After four weeks a Spanish at Habla Ya, one-on-on with a really great teacher, Yaira Munoz, Princess called … and when you work for a Princess, when she calls you listen. Going in Habla Ya realized that my assignments on ships happen, sometimes last-minute, and promised to work with me. One of the things I like about Habla Ya is that they will work with you to achieve your goals. My wife had started in a class for local expats and this is the second year she has taken this expat series of classes. Well some of the others in the class had to leave early, so wanted to speed things up, which wasn’t working for Nikki, and so Habla Ya put her in another class. It just really depends on you and I appreciate Habla Ya’s willingness to work with your schedule and goals.

Yaira Habla YaYaira was telling me about another student who came from Germany not knowing any Spanish with the single goal to learn Spanish for business. Like most Habla Ya students he was in an immersion program, living with a local family and taking private classes seven hours [7 hours!!] a day, five days a week, and on weekends taking advantage of the tours and outings, of course in Spanish, offered by Habla Ya. In three weeks he was speaking Spanish, maybe not yet with all the tenses, but Speaking “like a native.”

So, knowing I will be off on CARIBBEAN PRINCESS for a month with nothing to do but visit 16 ports of call in 12 countries, give 28 lectures, and answer port questions from 3,000 people, Jaira has loaded me down with Spanish homework [“tarea”]. Interestingly one of the options Habla Ya has available is to do classes online, which would have been a good option except for the fact that shipboard Internet is notoriously slow and expensive.

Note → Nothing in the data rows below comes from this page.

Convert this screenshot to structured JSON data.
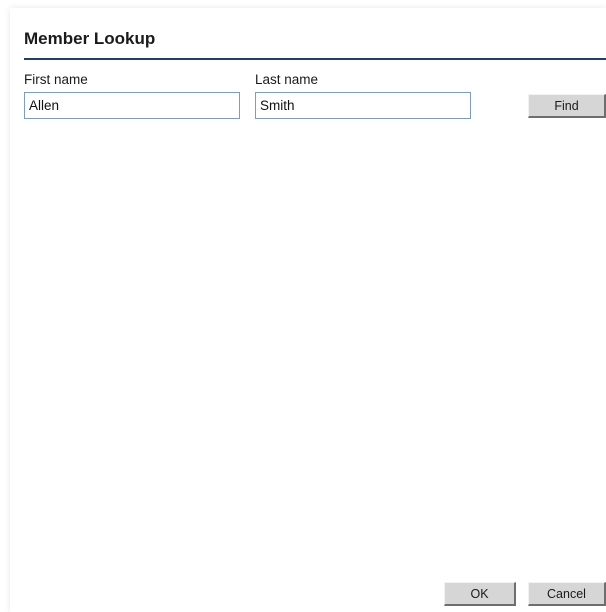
{
  "dialog": {
    "title": "Member Lookup"
  },
  "form": {
    "first_name_label": "First name",
    "first_name_value": "Allen",
    "last_name_label": "Last name",
    "last_name_value": "Smith",
    "find_label": "Find"
  },
  "footer": {
    "ok_label": "OK",
    "cancel_label": "Cancel"
  },
  "colors": {
    "title_rule": "#1f3f66",
    "input_border": "#7f9db9",
    "button_face": "#d6d6d6"
  }
}
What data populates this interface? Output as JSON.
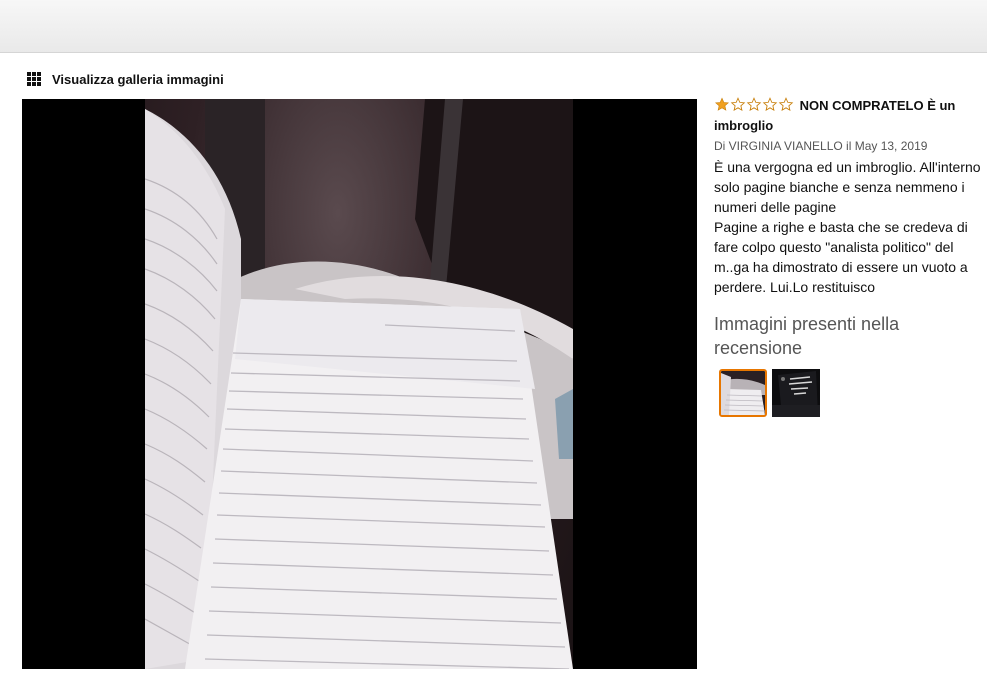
{
  "gallery": {
    "link_label": "Visualizza galleria immagini",
    "icon": "grid-icon"
  },
  "review": {
    "rating": 1,
    "rating_max": 5,
    "star_color": "#f0a020",
    "title": "NON COMPRATELO È un imbroglio",
    "byline": "Di VIRGINIA VIANELLO il May 13, 2019",
    "body_line1": "È una vergogna ed un imbroglio. All'interno solo pagine bianche e senza nemmeno i numeri delle pagine",
    "body_line2": "Pagine a righe e basta che se credeva di fare colpo questo \"analista politico\" del m..ga ha dimostrato di essere un vuoto a perdere. Lui.Lo restituisco",
    "images_heading": "Immagini presenti nella recensione",
    "thumbnails": [
      {
        "selected": true,
        "subject": "open-notebook-photo"
      },
      {
        "selected": false,
        "subject": "book-cover-photo"
      }
    ],
    "thumb_highlight_color": "#e77600"
  }
}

Hopefully I will find a couple of other crew members from Mexico or Spain who will help me perfect my Spanish pronunciation in the crew bar if I buy them drinks. Of course, just like English, every country pronounces things differently and uses different words for different things, not to mention that too many $1.50 drinks in the crew bar may not be that helpful for my Spanish education. Hell, I could probably visit the Cantina across from the new market in downtown Boquete on Saturday night and get the same thing!

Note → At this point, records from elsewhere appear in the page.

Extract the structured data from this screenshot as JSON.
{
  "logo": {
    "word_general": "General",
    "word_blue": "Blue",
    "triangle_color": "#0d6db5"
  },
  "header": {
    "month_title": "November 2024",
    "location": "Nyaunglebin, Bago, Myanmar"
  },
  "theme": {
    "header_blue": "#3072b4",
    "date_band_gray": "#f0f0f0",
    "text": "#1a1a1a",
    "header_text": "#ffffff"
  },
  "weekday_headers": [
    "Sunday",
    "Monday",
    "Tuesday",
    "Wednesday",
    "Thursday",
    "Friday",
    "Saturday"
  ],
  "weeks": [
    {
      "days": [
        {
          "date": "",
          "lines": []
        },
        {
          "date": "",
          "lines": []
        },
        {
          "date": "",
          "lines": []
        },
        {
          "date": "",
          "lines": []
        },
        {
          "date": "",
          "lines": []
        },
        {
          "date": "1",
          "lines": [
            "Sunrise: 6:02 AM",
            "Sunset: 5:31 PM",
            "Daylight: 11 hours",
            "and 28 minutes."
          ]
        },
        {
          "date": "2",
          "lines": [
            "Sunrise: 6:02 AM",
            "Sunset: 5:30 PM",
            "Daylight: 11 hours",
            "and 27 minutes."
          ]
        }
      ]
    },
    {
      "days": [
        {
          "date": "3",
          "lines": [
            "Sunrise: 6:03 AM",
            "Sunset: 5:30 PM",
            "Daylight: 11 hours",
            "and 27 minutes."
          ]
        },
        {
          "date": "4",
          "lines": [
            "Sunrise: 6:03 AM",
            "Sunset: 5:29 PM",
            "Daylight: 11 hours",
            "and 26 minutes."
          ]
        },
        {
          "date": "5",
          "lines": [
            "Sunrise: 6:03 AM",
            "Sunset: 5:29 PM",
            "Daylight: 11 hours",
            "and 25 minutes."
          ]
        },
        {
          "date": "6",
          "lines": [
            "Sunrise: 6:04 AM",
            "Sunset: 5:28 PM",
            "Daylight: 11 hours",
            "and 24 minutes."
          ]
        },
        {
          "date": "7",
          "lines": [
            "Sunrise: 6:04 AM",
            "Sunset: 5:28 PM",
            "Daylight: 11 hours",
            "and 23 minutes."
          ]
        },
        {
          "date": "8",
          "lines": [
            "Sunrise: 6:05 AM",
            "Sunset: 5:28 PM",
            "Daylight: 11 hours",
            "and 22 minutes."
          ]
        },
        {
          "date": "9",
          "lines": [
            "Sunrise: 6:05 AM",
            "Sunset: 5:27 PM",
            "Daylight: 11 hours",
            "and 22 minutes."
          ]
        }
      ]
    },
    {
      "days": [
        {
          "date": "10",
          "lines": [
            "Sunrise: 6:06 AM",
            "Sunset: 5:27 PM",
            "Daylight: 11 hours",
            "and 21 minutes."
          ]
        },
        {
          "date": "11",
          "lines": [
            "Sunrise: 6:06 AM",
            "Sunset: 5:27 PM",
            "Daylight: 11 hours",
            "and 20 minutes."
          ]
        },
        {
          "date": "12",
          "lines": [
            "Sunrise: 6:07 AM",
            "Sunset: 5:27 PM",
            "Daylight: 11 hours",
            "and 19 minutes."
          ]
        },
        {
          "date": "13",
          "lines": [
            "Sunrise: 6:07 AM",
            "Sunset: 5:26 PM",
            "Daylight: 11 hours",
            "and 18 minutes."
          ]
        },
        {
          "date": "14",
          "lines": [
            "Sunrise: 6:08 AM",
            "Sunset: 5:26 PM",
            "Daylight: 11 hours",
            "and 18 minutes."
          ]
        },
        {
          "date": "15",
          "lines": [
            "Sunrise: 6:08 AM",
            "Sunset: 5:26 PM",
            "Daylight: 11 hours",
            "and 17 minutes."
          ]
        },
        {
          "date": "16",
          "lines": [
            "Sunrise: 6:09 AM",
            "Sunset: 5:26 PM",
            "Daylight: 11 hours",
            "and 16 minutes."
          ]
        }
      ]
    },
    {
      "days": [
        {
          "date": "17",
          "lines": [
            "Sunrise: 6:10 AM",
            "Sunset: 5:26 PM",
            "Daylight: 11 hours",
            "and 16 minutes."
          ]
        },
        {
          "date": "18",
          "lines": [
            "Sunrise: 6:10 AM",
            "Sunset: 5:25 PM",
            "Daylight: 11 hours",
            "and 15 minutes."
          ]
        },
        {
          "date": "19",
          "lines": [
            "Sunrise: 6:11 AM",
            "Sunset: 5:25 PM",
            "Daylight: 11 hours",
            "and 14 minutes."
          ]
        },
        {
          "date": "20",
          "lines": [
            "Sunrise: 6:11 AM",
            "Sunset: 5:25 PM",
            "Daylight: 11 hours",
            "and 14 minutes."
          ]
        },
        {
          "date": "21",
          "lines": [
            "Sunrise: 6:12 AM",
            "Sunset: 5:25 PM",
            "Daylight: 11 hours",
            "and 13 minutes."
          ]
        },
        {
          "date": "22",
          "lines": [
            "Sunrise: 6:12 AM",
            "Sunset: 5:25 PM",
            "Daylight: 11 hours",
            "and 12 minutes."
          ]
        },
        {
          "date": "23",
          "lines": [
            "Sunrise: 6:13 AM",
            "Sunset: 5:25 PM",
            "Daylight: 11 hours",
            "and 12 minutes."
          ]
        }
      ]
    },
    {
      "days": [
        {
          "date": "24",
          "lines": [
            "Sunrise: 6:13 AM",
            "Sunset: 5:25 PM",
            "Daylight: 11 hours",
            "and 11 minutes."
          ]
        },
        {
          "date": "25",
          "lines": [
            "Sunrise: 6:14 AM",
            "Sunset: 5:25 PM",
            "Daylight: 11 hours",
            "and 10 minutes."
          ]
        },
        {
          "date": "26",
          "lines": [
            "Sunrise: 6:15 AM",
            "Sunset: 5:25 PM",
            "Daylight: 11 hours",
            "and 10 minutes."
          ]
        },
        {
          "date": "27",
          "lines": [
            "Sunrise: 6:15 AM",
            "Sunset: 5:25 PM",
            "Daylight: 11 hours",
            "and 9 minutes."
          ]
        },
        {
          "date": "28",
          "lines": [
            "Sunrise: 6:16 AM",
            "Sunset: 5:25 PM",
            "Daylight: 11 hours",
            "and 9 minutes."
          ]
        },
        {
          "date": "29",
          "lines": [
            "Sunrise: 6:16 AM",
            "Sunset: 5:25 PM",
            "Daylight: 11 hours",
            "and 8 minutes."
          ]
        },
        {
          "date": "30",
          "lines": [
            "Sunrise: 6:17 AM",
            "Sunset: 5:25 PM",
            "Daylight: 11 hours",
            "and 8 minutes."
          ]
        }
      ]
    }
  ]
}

Habla Ya- #1 With Fear & Trepidation

Habla Ya – #2 Why The Spanish Lost The New World

Habla Ya -#3 Hiatus With Lots of Tarea